First and foremost, any substance (with the exception of food and water) which, when taken into the body, alters the body’s function either physically and/or psychologically is referred to as drug. (Wikipedia 2018). Drugs may be legal (e.g. alcohol, caffeine and tobacco) or illegal (e.g. cannabis, ecstasy, cocaine and heroin).
For the crux of my discussions, tramadol abuse by the youth in recent times has become very important for national and for that matter international attention.
What is tramadol?
Tramadol (or “Tramol” as called locally) is an oral tablet and a prescription drug that is available as an immediate-release and extended-release tablet. Tramadol is a controlled substance. This means it can only be used with a doctor’s close supervision.
Why is it used?
Tramadol is used to treat moderate to severe pain. This substance can be used as part of a combination therapy. This means you may need to take it with other medications.
How it works!

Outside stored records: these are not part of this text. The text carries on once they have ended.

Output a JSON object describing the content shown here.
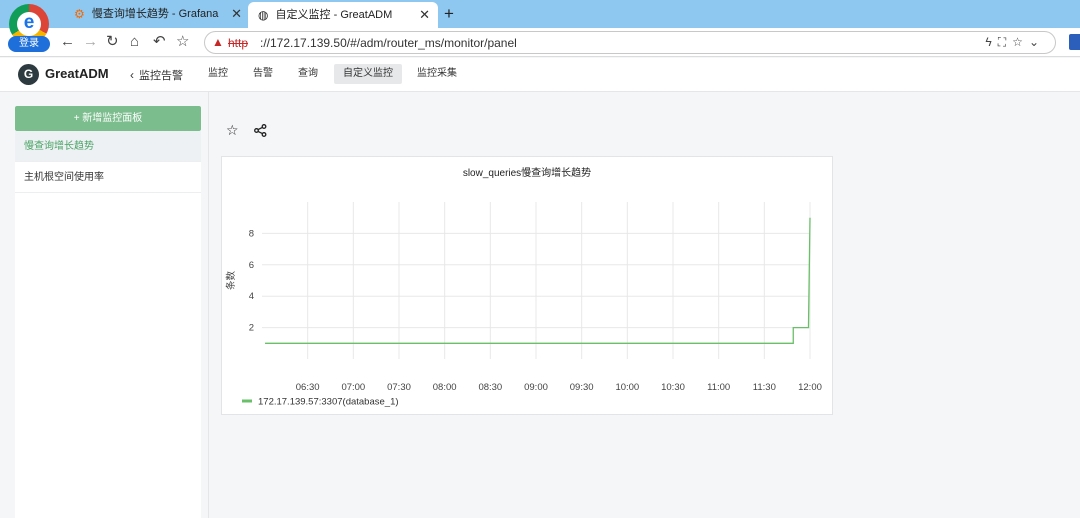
{
  "browser": {
    "login_label": "登录",
    "tabs": [
      {
        "label": "慢查询增长趋势 - Grafana",
        "icon": "grafana-icon",
        "active": false
      },
      {
        "label": "自定义监控 - GreatADM",
        "icon": "globe-icon",
        "active": true
      }
    ],
    "new_tab_icon": "plus-icon",
    "address": {
      "warning_icon": "warning-triangle-icon",
      "scheme": "http",
      "rest": "://172.17.139.50/#/adm/router_ms/monitor/panel"
    }
  },
  "app": {
    "name": "GreatADM",
    "back_label": "监控告警",
    "nav": [
      {
        "label": "监控",
        "active": false
      },
      {
        "label": "告警",
        "active": false
      },
      {
        "label": "查询",
        "active": false
      },
      {
        "label": "自定义监控",
        "active": true
      },
      {
        "label": "监控采集",
        "active": false
      }
    ]
  },
  "sidebar": {
    "add_button": "+ 新增监控面板",
    "items": [
      {
        "label": "慢查询增长趋势",
        "active": true
      },
      {
        "label": "主机根空间使用率",
        "active": false
      }
    ]
  },
  "panel": {
    "title": "slow_queries慢查询增长趋势"
  },
  "colors": {
    "accent_green": "#4aa365",
    "series_green": "#6abf69",
    "add_button_bg": "#7cbd8e"
  },
  "chart_data": {
    "type": "line",
    "title": "slow_queries慢查询增长趋势",
    "ylabel": "条数",
    "xlabel": "",
    "x_ticks": [
      "06:30",
      "07:00",
      "07:30",
      "08:00",
      "08:30",
      "09:00",
      "09:30",
      "10:00",
      "10:30",
      "11:00",
      "11:30",
      "12:00"
    ],
    "y_ticks": [
      2,
      4,
      6,
      8
    ],
    "xlim": [
      "06:00",
      "12:00"
    ],
    "ylim": [
      0,
      10
    ],
    "grid": true,
    "legend_position": "bottom-left",
    "series": [
      {
        "name": "172.17.139.57:3307(database_1)",
        "color": "#6abf69",
        "points": [
          [
            "06:02",
            1
          ],
          [
            "11:49",
            1
          ],
          [
            "11:49",
            2
          ],
          [
            "11:59",
            2
          ],
          [
            "12:00",
            9
          ]
        ]
      }
    ]
  }
}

Tramadol belongs to a “class of drugs” called ‘opioid agonists’. A class of drugs is a group of medications that work in a similar way. These drugs are often used to treat similar conditions. It works by changing how your brain senses pain. Tramadol is similar to substances in your brain called “endorphins”. Endorphins bind to receptors (parts of cells that receive a certain substance). The receptors then decrease the pain messages that your body sends to your brain. Tramadol works in a similar way to decrease the amount of pain your brain thinks you are having. (https:/www.healthline.com/health/tramadol-oral-tablet).

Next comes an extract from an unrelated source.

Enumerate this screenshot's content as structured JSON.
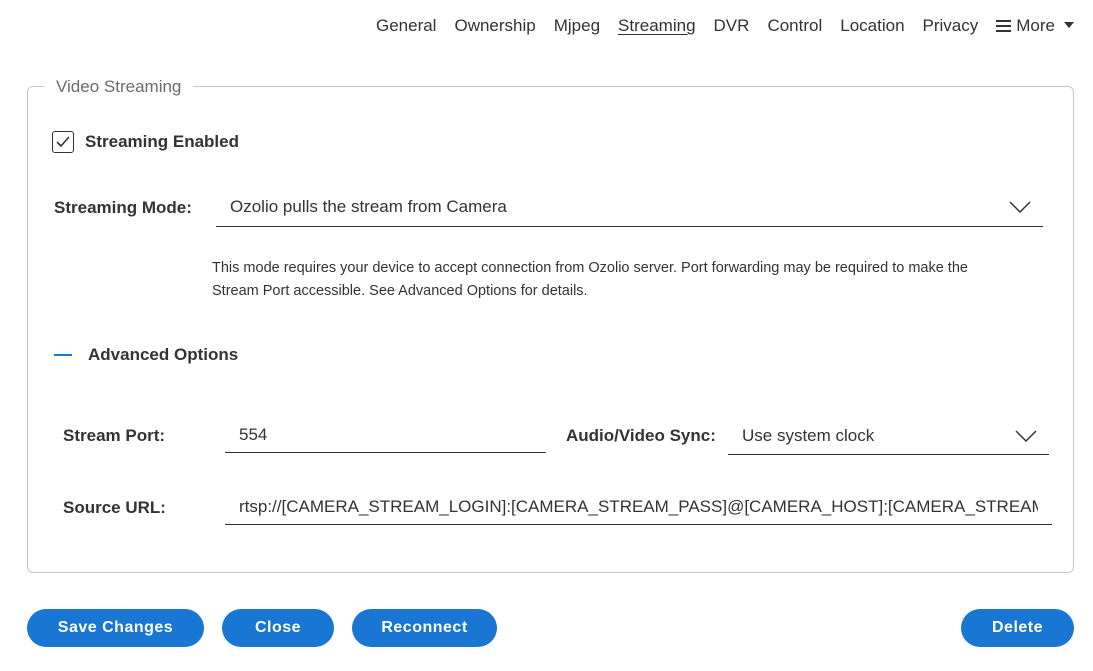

Drug (tramadol) abuse is firmly rooted in the following factors. In other not to “cry the wolf”, the limited and difficult access to healthcare delivery in Ghana contribute to the abuse of the substance of play (Tramadol). Young people, especially, those living in the countryside, have no or little access to the various health facilities across the country. The little available ones are nothing to boast of, due to the poor regulation of the facilities and inefficient accessibility by the use of the National Health Insurance Scheme (which is to regulate medical health-care for the citizens in Ghana. These occurrences makes it very difficult for them to have the opportunity to consult a qualified health professional in moments of sickness, trauma or injury.
Citizens placed on such happenings would only have to rely on “tramol” or any other substance readily available in their surroundings. After all, if there is no qualified health professional, a quack doctor or a chemist’s shop is nearby. What a pity!
Added to this are hospital bills which tend to be unaffordable. The lay person walking on the street is incapable of receiving quality health services in the country. No seer to predict the increasing cost of medications and all kinds of health services provided in the country’s hospitals.
The most disturbing is the embarrassment caused to the poor sick person. Though I do not have evidences to prove to the fact that sick people have to pay money before they could see the doctor but I believe this is one of the many reasons they stay in the corner and kick the bucket slowly but painfully. Is it any wonder for such poor people to shy from high cost medical care and resort to tramadol or street peddlers or buy from a chemist’s shop at a low cost?
Quite prominent among the use of tramadol by young people is the desire of most of them to enhance their performances in various fields of human behaviour. For instance, these young people use tramol and other unprescribed substances to enable them do physically challenging activities. Most of them who are students erroneously believe that some ‘special’ drugs like tramadol would give them the required fitness, strength and mental alertness to improve their performances in the tracks, academics and ability to ‘last long’ in bed.
MLS Kelly Michael Agbesi